- Input data -
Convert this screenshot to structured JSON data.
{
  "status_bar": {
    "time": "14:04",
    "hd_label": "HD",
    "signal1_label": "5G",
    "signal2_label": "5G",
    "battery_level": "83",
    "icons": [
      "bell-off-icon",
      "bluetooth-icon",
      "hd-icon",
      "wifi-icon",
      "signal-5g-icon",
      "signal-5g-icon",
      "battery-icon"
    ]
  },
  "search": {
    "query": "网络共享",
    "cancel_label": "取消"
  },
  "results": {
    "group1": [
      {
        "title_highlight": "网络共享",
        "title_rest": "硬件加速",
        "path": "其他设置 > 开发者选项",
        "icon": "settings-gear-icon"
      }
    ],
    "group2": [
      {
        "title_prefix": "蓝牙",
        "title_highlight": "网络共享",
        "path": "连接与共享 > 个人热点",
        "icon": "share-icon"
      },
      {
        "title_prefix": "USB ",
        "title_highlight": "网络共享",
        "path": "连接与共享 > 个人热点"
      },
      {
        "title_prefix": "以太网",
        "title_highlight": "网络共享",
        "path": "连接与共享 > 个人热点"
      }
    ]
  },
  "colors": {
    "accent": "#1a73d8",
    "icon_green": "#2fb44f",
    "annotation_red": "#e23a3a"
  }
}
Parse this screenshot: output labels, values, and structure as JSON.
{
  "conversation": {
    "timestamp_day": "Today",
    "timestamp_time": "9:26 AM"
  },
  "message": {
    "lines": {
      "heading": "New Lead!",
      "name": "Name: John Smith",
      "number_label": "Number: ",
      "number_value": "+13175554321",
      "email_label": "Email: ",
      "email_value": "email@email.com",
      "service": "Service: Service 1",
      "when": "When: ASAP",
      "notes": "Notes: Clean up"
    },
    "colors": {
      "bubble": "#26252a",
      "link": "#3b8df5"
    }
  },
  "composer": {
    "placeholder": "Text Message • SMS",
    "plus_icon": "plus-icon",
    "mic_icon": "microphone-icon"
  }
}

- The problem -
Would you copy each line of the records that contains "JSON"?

- Solution -
Convert this screenshot to structured JSON data.
Parse this screenshot: output labels, values, and structure as JSON.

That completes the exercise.